There's a good site, known as Cobb Park. Nobody is quite sure who Cobb is. It might be the first woman police officer killed in the line of duty in 1974, Gail Cobb; or the first African-American anthropology Ph.D. (in 1932) and president of the NAACP, Dr. William Montague Cobb; or Judge James A. Cobb, who worked to challenge racial covenants; or none of the above. It sits atop the I-395 freeway and was created when that was built 40 years ago.
Right now, the park is a staging area for the Capitol Crossing development, which is decking over the freeway just south of there. But the 2015 Play DC plan talks about making it a priority to turn this into a real park, and the CID just published a more detailed study about the possibility.
The Play DC study suggested a basketball/tennis court, bocce ball, chess/checkers tables, a pavilion and amphitheater, a playground, sculptures, a movie projector for screenings, and more.
This study seems to envision it more akin to Canal Park in the Navy Yard area, with a water feature, some kind of cool elevated structure, and space for events. (The basketball and bocce, meanwhile, would be on a different site — see below).
Funding to design and build a park isn't yet in the budget, but the CID hopes this will raise its priority.
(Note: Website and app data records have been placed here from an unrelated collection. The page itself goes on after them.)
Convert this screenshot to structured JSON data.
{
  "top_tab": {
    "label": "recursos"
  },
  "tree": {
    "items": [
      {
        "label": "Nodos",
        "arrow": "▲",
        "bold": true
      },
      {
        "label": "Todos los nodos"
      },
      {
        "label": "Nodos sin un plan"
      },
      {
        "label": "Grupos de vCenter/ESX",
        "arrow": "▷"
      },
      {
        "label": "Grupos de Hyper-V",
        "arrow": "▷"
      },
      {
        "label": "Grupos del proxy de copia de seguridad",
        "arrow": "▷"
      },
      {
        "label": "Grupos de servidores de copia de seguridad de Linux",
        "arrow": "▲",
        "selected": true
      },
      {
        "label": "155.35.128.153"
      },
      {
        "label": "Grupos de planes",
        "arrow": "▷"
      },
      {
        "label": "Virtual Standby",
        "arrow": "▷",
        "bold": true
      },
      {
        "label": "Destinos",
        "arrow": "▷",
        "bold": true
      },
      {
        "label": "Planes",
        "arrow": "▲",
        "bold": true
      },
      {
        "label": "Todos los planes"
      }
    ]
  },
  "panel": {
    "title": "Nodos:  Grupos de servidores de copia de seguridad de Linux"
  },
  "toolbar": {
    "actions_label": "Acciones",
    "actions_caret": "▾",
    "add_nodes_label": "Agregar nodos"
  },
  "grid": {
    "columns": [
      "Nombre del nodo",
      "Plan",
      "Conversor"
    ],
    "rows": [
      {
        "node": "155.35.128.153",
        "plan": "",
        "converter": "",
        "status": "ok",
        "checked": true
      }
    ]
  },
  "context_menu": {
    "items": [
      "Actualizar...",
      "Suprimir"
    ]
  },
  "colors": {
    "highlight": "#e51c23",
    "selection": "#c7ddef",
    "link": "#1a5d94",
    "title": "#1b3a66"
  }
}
In the past, the site has been hard to reach because of the mess of roadways where H Street NW meets Massachusetts Avenue. A new freeway on-ramp has been built in the middle of Massachusetts and the roadways were simplified made easier (mostly) for people to access the site.
Also, the study says, inattention and neglect led to it being seen as unsafe. Some people experiencing homelessness were using the park and nearby areas around the freeway on-ramps. The study recommends finding ways to activate the park as soon as construction ends, so people can start using it even before a full park can be created. The CID envisions taking a larger role in its upkeep and caretaking, much like other BIDs do or are proposing to do for parks like Franklin Square (Downtown BID), the C&O Canal (Georgetown), Farragut Square (Golden Triangle), and Yards Park and Canal Park (Capital Riverfront BID)
Other places for parks
The study also identified a number of other places for additional park space in the area. One is a two-story parking deck that also straddles the freeway just north of Cobb Park. Last year, a group of developers proposed building a park here and paying for it by putting a new building on the Cobb Park triangle instead of keeping it a park. The study doesn't recommend that, but does hope part of the parking deck could become a "village green" with recreation fields, tables and chairs with grills, and maybe a farmer's market.
Besides the park, the deck also could include some buildings on top; the initial 1972 EIS envisioned some housing there, and a 2016 analysis suggested the structure could handle townhouse-sized development or less.
The National Park Service also controls a few small triangles in the area, and the CID hopes these can become places to show art, like sculpture, and for people to eat lunch. Park Service restrictions limit what can be done, prohibiting things like permanent structures or off-leash dogs.
Finally, there is open space where the land slopes toward the freeway between K Street and New York Avenue. That land could be built up to be flat and higher than the freeway, the study suggests, to create more potential park space. It recommends playground, dog park, and community gardens could go here. There's also a vacant parcel of land nearby which Pepco plans to use for a future substation, but that's unlikely to be available.
What do you think of these park ideas?